A popular Charlotte-based breakfast chain is going through a rough patch at some of its franchise locations. Famous Toastery locations across Eastern North Carolina have closed suddenly over the last month.
According to The Herald Sun, the closed franchise locations in Morrisville, Garner, and Holly Springs were owned by former software CFO Jim Buchanan. He opened the three restaurants in 2017.
The franchise group that owns and operates the Famous Toastery in Cary, North Carolina, filed for Chapter 11 bankruptcy protection on July 15. In court filings, “the firm claims debts between $500,000 and $1 million and assets of less than $50,000,” The Herald Sun reported.
"Our outlook is strong and new franchised and corporate stores are currently under construction and opening this year," Famous Toastery's CEO and co-founder Robert Maynard said in an email to FSR. "We have franchisees who independently own and operate restaurants, and these locations were closed by two different franchisees. We acknowledge the bump in the road but are 100 percent confident in the brand and the franchisees we have. The future for Famous Toastery is bright and strong."

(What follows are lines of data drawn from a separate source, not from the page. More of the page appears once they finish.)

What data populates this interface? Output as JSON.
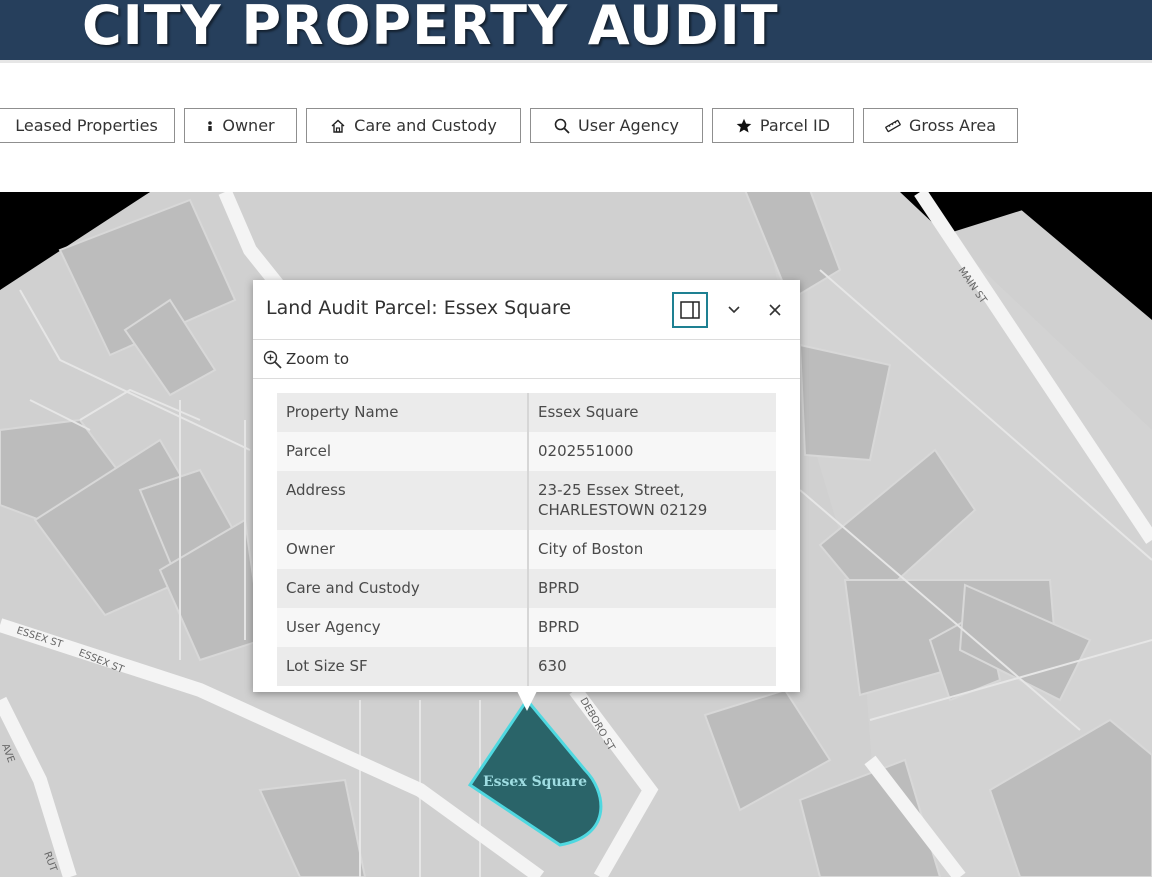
{
  "header": {
    "title": "CITY PROPERTY AUDIT",
    "bg_color": "#263f5c"
  },
  "toolbar": {
    "buttons": [
      {
        "label": "Leased Properties",
        "icon": "none"
      },
      {
        "label": "Owner",
        "icon": "person-icon"
      },
      {
        "label": "Care and Custody",
        "icon": "home-icon"
      },
      {
        "label": "User Agency",
        "icon": "search-icon"
      },
      {
        "label": "Parcel ID",
        "icon": "star-icon"
      },
      {
        "label": "Gross Area",
        "icon": "ruler-icon"
      }
    ]
  },
  "map": {
    "street_labels": [
      "MAIN ST",
      "ESSEX ST",
      "ESSEX ST",
      "DEBORO ST",
      "AVE",
      "RUT"
    ],
    "highlighted_parcel_label": "Essex Square",
    "highlight_fill": "#2a6469",
    "highlight_stroke": "#4fd8e0"
  },
  "popup": {
    "title": "Land Audit Parcel: Essex Square",
    "zoom_to": "Zoom to",
    "accent_color": "#1e8092",
    "attributes": [
      {
        "key": "Property Name",
        "value": "Essex Square"
      },
      {
        "key": "Parcel",
        "value": "0202551000"
      },
      {
        "key": "Address",
        "value": "23-25 Essex Street,\nCHARLESTOWN 02129"
      },
      {
        "key": "Owner",
        "value": "City of Boston"
      },
      {
        "key": "Care and Custody",
        "value": "BPRD"
      },
      {
        "key": "User Agency",
        "value": "BPRD"
      },
      {
        "key": "Lot Size SF",
        "value": "630"
      }
    ]
  }
}
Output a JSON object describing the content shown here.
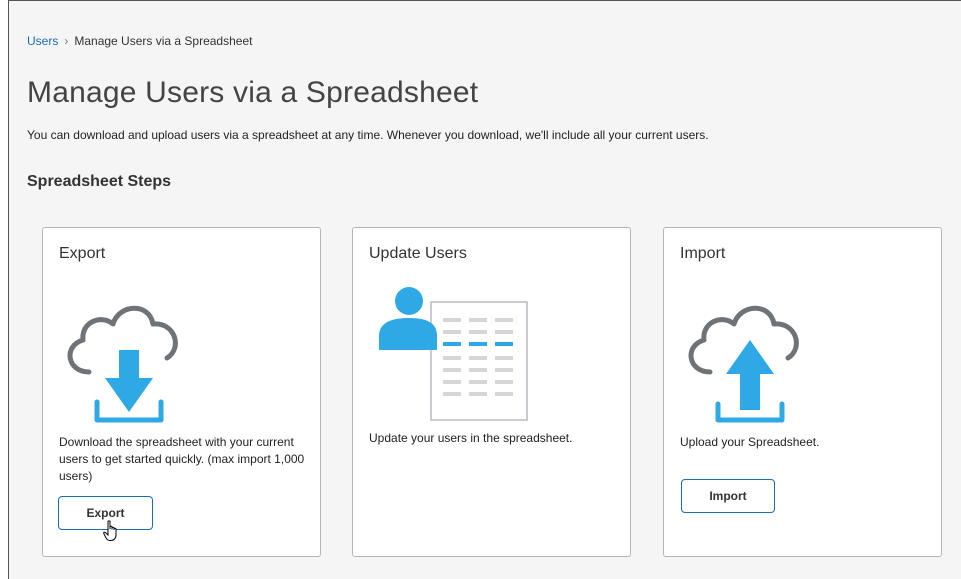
{
  "breadcrumb": {
    "parent": "Users",
    "separator": "›",
    "current": "Manage Users via a Spreadsheet"
  },
  "page_title": "Manage Users via a Spreadsheet",
  "description": "You can download and upload users via a spreadsheet at any time. Whenever you download, we'll include all your current users.",
  "section_title": "Spreadsheet Steps",
  "cards": [
    {
      "title": "Export",
      "icon": "cloud-download-icon",
      "text": "Download the spreadsheet with your current users to get started quickly. (max import 1,000 users)",
      "button_label": "Export"
    },
    {
      "title": "Update Users",
      "icon": "user-spreadsheet-icon",
      "text": "Update your users in the spreadsheet."
    },
    {
      "title": "Import",
      "icon": "cloud-upload-icon",
      "text": "Upload your Spreadsheet.",
      "button_label": "Import"
    }
  ],
  "colors": {
    "accent": "#1a6db5",
    "illustration_blue": "#2fa8e6",
    "illustration_gray": "#6e7378",
    "background": "#f5f5f5"
  }
}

The restaurant in Cary is still open at the moment and will remain for the time being. This particular location is operated by Kessel’s Classic Ventures Group, which is owned by a former NASCAR marketing executive Dean Kessel.
Famous Toastery has been a leader in the better-breakfast restaurant movement since it opened in 2005. Growth began to accelerate in 2014. At the time, the chain only had three locations, but Maynard along with co-founder Brian Burchill felt it was the right time to kickstart expansion.
In 2018, there were 34 Famous Toastery restaurants throughout along the East Coast. There are 28 now, according to its website. Burchill and Maynard talked to FSR in November about further plans to speed up growth.
“We’re a bootstrap company. You’re going to see Rob and I and the leadership team getting in there and getting dirty doing everything that we can do from the inception of the restaurant to the end to the process and everything. We’re very, very hands on and we want to keep it that way for now,” Burchill says. “People open restaurants left and right, but if you don’t have the passion and heart to follow and just keep on getting better and better for the customer then you’re not giving 100 percent to them and then, why do it? So, it’s taken a while for us to get to that level.”
The company had plans to open 12 new locations by the end of 2019. It’s unclear how these closures will affect Famous Toastery’s trajectory.
Kessel and Buchanan have yet to comment on the recent closures.